• Exercise brief: Where the data below contains pictures, omit them; output the rest word for word.

###

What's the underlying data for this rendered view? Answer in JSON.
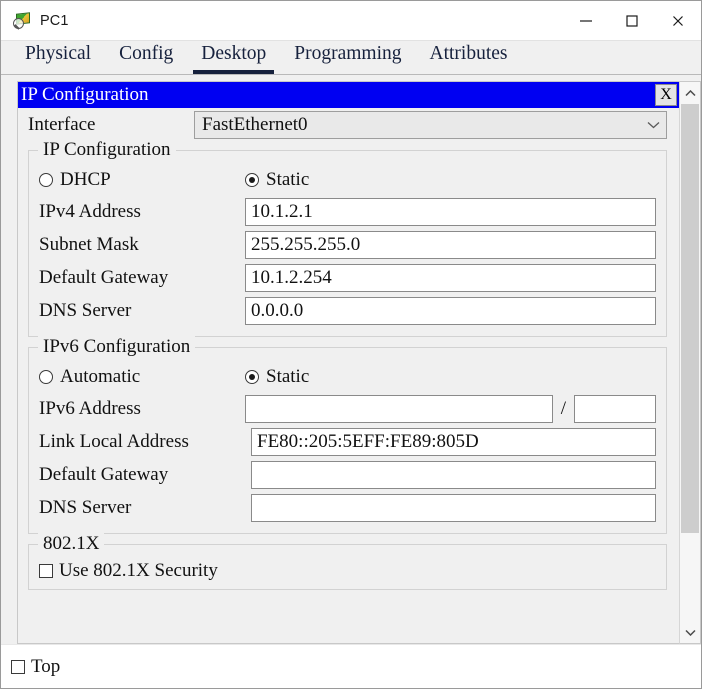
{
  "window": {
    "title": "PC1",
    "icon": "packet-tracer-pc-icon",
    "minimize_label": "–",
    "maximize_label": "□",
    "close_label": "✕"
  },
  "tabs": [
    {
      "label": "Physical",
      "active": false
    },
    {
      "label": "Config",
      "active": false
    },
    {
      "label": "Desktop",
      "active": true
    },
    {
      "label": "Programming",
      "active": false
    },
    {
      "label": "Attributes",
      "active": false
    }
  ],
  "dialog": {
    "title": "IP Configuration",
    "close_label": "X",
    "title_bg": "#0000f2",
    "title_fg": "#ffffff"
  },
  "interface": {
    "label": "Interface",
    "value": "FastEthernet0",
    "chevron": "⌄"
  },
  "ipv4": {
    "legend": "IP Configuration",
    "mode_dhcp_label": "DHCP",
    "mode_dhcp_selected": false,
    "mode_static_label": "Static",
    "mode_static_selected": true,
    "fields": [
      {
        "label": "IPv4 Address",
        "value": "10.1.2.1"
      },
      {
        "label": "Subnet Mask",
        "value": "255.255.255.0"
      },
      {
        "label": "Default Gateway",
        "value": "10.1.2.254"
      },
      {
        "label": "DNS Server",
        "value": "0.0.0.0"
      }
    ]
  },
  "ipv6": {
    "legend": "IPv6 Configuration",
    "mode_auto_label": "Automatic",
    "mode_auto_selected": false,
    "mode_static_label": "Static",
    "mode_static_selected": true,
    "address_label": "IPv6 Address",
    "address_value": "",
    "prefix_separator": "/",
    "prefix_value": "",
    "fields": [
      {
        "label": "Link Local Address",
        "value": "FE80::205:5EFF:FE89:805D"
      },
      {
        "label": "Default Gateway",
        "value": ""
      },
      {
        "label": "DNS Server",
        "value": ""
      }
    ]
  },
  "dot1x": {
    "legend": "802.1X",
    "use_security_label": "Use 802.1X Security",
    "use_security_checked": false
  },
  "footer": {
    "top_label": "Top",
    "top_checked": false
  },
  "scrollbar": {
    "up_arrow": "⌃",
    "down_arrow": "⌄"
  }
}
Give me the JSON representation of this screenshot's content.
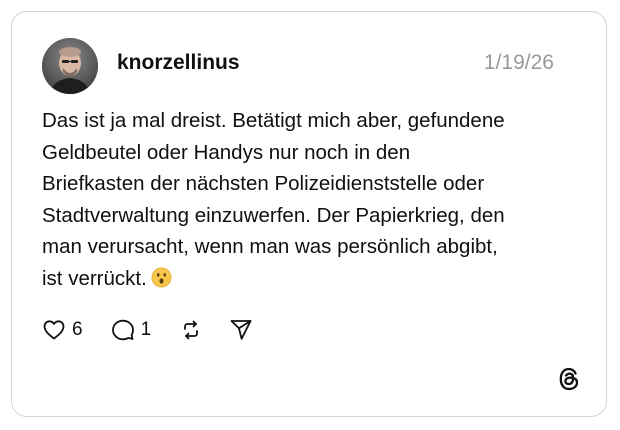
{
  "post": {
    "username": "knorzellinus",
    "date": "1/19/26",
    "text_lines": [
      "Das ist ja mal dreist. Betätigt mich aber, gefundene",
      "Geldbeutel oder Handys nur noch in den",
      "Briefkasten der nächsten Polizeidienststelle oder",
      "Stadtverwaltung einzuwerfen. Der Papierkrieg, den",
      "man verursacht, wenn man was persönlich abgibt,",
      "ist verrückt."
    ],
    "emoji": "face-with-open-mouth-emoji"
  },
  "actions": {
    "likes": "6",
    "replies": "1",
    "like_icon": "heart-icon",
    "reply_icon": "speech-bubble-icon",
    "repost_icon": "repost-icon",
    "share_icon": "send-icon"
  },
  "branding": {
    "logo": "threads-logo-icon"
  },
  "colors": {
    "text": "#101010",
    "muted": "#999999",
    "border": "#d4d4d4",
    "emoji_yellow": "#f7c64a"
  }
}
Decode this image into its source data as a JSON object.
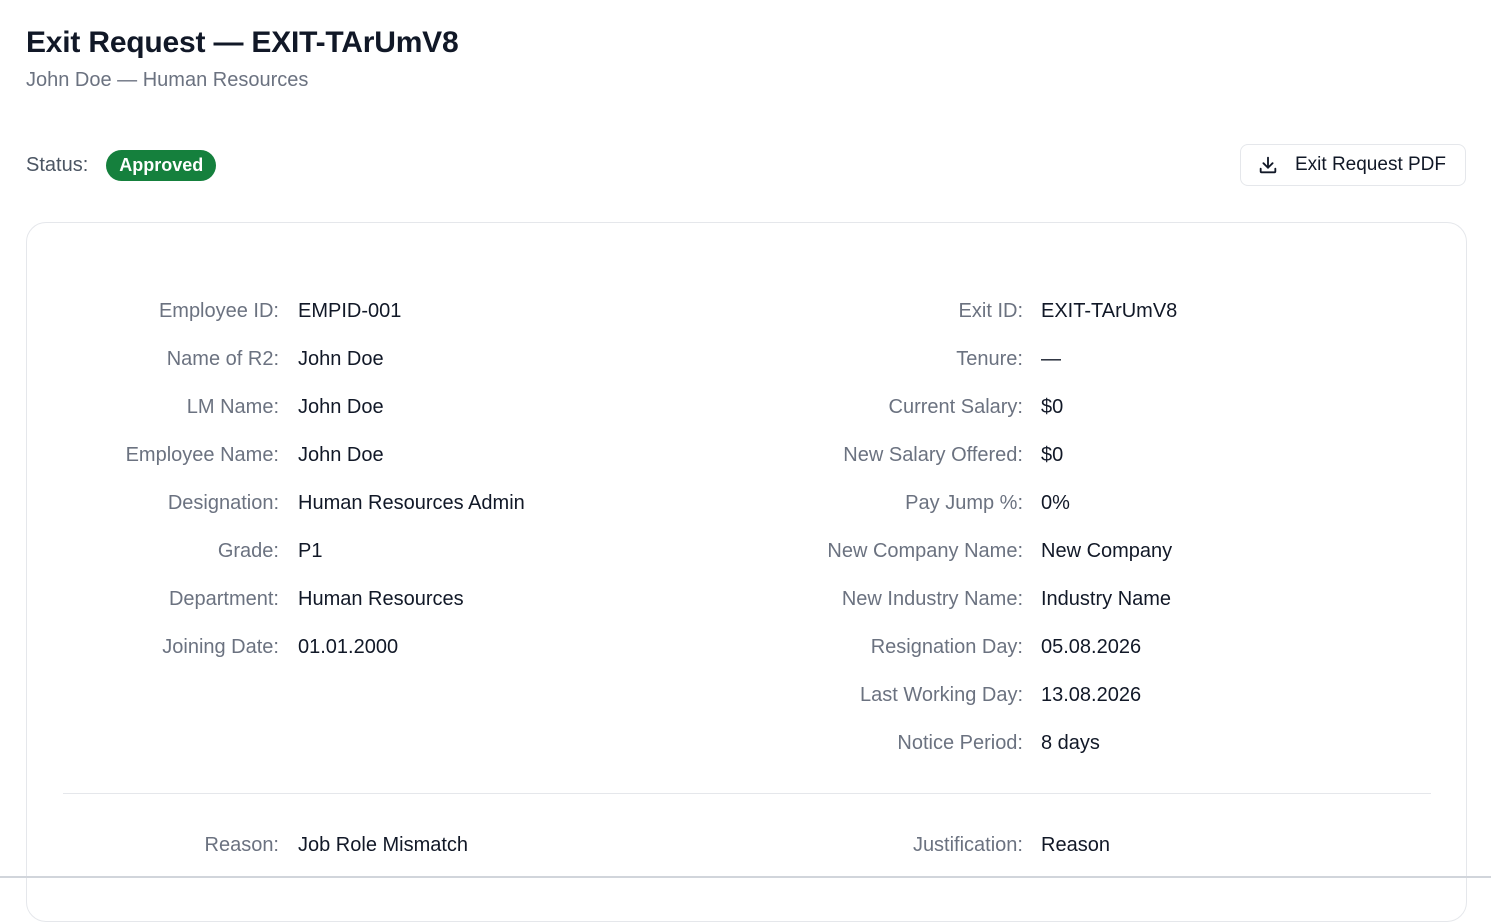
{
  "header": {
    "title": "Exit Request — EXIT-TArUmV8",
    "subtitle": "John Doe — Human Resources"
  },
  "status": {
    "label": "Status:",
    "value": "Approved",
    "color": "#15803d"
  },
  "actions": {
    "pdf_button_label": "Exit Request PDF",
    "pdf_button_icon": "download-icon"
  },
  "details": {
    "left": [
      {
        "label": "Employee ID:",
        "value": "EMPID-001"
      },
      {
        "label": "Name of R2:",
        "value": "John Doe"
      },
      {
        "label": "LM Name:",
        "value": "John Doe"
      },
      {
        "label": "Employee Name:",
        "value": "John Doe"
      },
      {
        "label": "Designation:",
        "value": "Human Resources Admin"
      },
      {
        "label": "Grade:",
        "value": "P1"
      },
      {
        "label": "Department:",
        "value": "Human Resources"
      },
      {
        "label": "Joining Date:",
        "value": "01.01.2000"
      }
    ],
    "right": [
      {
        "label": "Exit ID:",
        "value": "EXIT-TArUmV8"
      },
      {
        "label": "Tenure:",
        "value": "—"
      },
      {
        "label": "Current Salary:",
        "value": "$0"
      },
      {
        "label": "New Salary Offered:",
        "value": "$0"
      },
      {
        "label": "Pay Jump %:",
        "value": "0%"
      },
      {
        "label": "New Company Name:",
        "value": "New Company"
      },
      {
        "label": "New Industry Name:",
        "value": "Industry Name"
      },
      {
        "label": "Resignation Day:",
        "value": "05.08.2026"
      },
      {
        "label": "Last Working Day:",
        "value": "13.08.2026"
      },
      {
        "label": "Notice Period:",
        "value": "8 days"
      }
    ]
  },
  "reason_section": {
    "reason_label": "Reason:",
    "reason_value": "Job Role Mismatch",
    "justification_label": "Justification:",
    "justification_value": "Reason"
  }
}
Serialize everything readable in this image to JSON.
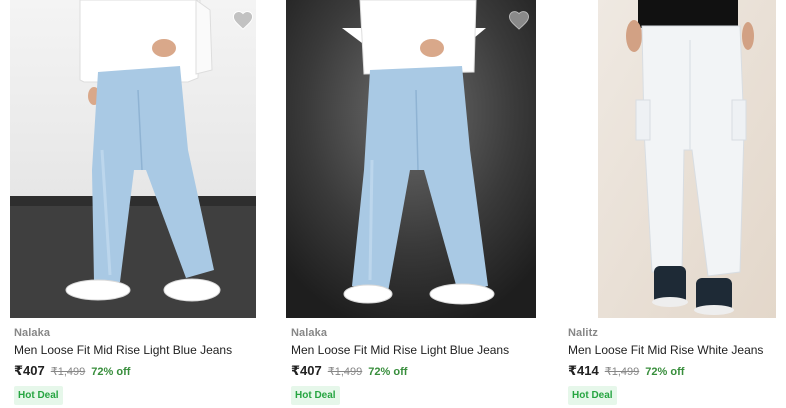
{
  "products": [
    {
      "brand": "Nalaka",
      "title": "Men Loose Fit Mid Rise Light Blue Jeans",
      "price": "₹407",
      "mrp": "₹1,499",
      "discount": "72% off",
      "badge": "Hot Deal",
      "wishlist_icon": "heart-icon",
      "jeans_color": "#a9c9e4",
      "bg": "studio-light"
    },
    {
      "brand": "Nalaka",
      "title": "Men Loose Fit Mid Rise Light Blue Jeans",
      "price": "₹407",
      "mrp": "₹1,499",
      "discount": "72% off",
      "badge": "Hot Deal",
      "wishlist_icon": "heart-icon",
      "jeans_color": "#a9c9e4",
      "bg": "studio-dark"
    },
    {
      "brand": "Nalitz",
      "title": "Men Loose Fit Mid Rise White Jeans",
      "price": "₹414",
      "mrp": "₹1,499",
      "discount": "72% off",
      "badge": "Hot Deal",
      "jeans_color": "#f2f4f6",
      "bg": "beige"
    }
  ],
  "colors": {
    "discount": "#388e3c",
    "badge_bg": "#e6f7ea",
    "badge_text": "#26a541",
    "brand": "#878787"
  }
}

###

• Result of the task:
What's the underlying data for this rendered view? Answer in JSON.
{
  "window": {
    "title": "PC1",
    "icon": "packet-tracer-pc-icon",
    "minimize_label": "–",
    "maximize_label": "□",
    "close_label": "✕"
  },
  "tabs": [
    {
      "label": "Physical",
      "active": false
    },
    {
      "label": "Config",
      "active": false
    },
    {
      "label": "Desktop",
      "active": true
    },
    {
      "label": "Programming",
      "active": false
    },
    {
      "label": "Attributes",
      "active": false
    }
  ],
  "dialog": {
    "title": "IP Configuration",
    "close_label": "X",
    "title_bg": "#0000f2",
    "title_fg": "#ffffff"
  },
  "interface": {
    "label": "Interface",
    "value": "FastEthernet0",
    "chevron": "⌄"
  },
  "ipv4": {
    "legend": "IP Configuration",
    "mode_dhcp_label": "DHCP",
    "mode_dhcp_selected": false,
    "mode_static_label": "Static",
    "mode_static_selected": true,
    "fields": [
      {
        "label": "IPv4 Address",
        "value": "10.1.2.1"
      },
      {
        "label": "Subnet Mask",
        "value": "255.255.255.0"
      },
      {
        "label": "Default Gateway",
        "value": "10.1.2.254"
      },
      {
        "label": "DNS Server",
        "value": "0.0.0.0"
      }
    ]
  },
  "ipv6": {
    "legend": "IPv6 Configuration",
    "mode_auto_label": "Automatic",
    "mode_auto_selected": false,
    "mode_static_label": "Static",
    "mode_static_selected": true,
    "address_label": "IPv6 Address",
    "address_value": "",
    "prefix_separator": "/",
    "prefix_value": "",
    "fields": [
      {
        "label": "Link Local Address",
        "value": "FE80::205:5EFF:FE89:805D"
      },
      {
        "label": "Default Gateway",
        "value": ""
      },
      {
        "label": "DNS Server",
        "value": ""
      }
    ]
  },
  "dot1x": {
    "legend": "802.1X",
    "use_security_label": "Use 802.1X Security",
    "use_security_checked": false
  },
  "footer": {
    "top_label": "Top",
    "top_checked": false
  },
  "scrollbar": {
    "up_arrow": "⌃",
    "down_arrow": "⌄"
  }
}
Give me the JSON representation of this screenshot's content.
{
  "post": {
    "username": "knorzellinus",
    "date": "1/19/26",
    "text_lines": [
      "Das ist ja mal dreist. Betätigt mich aber, gefundene",
      "Geldbeutel oder Handys nur noch in den",
      "Briefkasten der nächsten Polizeidienststelle oder",
      "Stadtverwaltung einzuwerfen. Der Papierkrieg, den",
      "man verursacht, wenn man was persönlich abgibt,",
      "ist verrückt."
    ],
    "emoji": "face-with-open-mouth-emoji"
  },
  "actions": {
    "likes": "6",
    "replies": "1",
    "like_icon": "heart-icon",
    "reply_icon": "speech-bubble-icon",
    "repost_icon": "repost-icon",
    "share_icon": "send-icon"
  },
  "branding": {
    "logo": "threads-logo-icon"
  },
  "colors": {
    "text": "#101010",
    "muted": "#999999",
    "border": "#d4d4d4",
    "emoji_yellow": "#f7c64a"
  }
}
Decode this image into its source data as a JSON object.
{
  "header": {
    "title": "Exit Request — EXIT-TArUmV8",
    "subtitle": "John Doe — Human Resources"
  },
  "status": {
    "label": "Status:",
    "value": "Approved",
    "color": "#15803d"
  },
  "actions": {
    "pdf_button_label": "Exit Request PDF",
    "pdf_button_icon": "download-icon"
  },
  "details": {
    "left": [
      {
        "label": "Employee ID:",
        "value": "EMPID-001"
      },
      {
        "label": "Name of R2:",
        "value": "John Doe"
      },
      {
        "label": "LM Name:",
        "value": "John Doe"
      },
      {
        "label": "Employee Name:",
        "value": "John Doe"
      },
      {
        "label": "Designation:",
        "value": "Human Resources Admin"
      },
      {
        "label": "Grade:",
        "value": "P1"
      },
      {
        "label": "Department:",
        "value": "Human Resources"
      },
      {
        "label": "Joining Date:",
        "value": "01.01.2000"
      }
    ],
    "right": [
      {
        "label": "Exit ID:",
        "value": "EXIT-TArUmV8"
      },
      {
        "label": "Tenure:",
        "value": "—"
      },
      {
        "label": "Current Salary:",
        "value": "$0"
      },
      {
        "label": "New Salary Offered:",
        "value": "$0"
      },
      {
        "label": "Pay Jump %:",
        "value": "0%"
      },
      {
        "label": "New Company Name:",
        "value": "New Company"
      },
      {
        "label": "New Industry Name:",
        "value": "Industry Name"
      },
      {
        "label": "Resignation Day:",
        "value": "05.08.2026"
      },
      {
        "label": "Last Working Day:",
        "value": "13.08.2026"
      },
      {
        "label": "Notice Period:",
        "value": "8 days"
      }
    ]
  },
  "reason_section": {
    "reason_label": "Reason:",
    "reason_value": "Job Role Mismatch",
    "justification_label": "Justification:",
    "justification_value": "Reason"
  }
}
Serialize everything readable in this image to JSON.
{
  "products": [
    {
      "brand": "Nalaka",
      "title": "Men Loose Fit Mid Rise Light Blue Jeans",
      "price": "₹407",
      "mrp": "₹1,499",
      "discount": "72% off",
      "badge": "Hot Deal",
      "wishlist_icon": "heart-icon",
      "jeans_color": "#a9c9e4",
      "bg": "studio-light"
    },
    {
      "brand": "Nalaka",
      "title": "Men Loose Fit Mid Rise Light Blue Jeans",
      "price": "₹407",
      "mrp": "₹1,499",
      "discount": "72% off",
      "badge": "Hot Deal",
      "wishlist_icon": "heart-icon",
      "jeans_color": "#a9c9e4",
      "bg": "studio-dark"
    },
    {
      "brand": "Nalitz",
      "title": "Men Loose Fit Mid Rise White Jeans",
      "price": "₹414",
      "mrp": "₹1,499",
      "discount": "72% off",
      "badge": "Hot Deal",
      "jeans_color": "#f2f4f6",
      "bg": "beige"
    }
  ],
  "colors": {
    "discount": "#388e3c",
    "badge_bg": "#e6f7ea",
    "badge_text": "#26a541",
    "brand": "#878787"
  }
}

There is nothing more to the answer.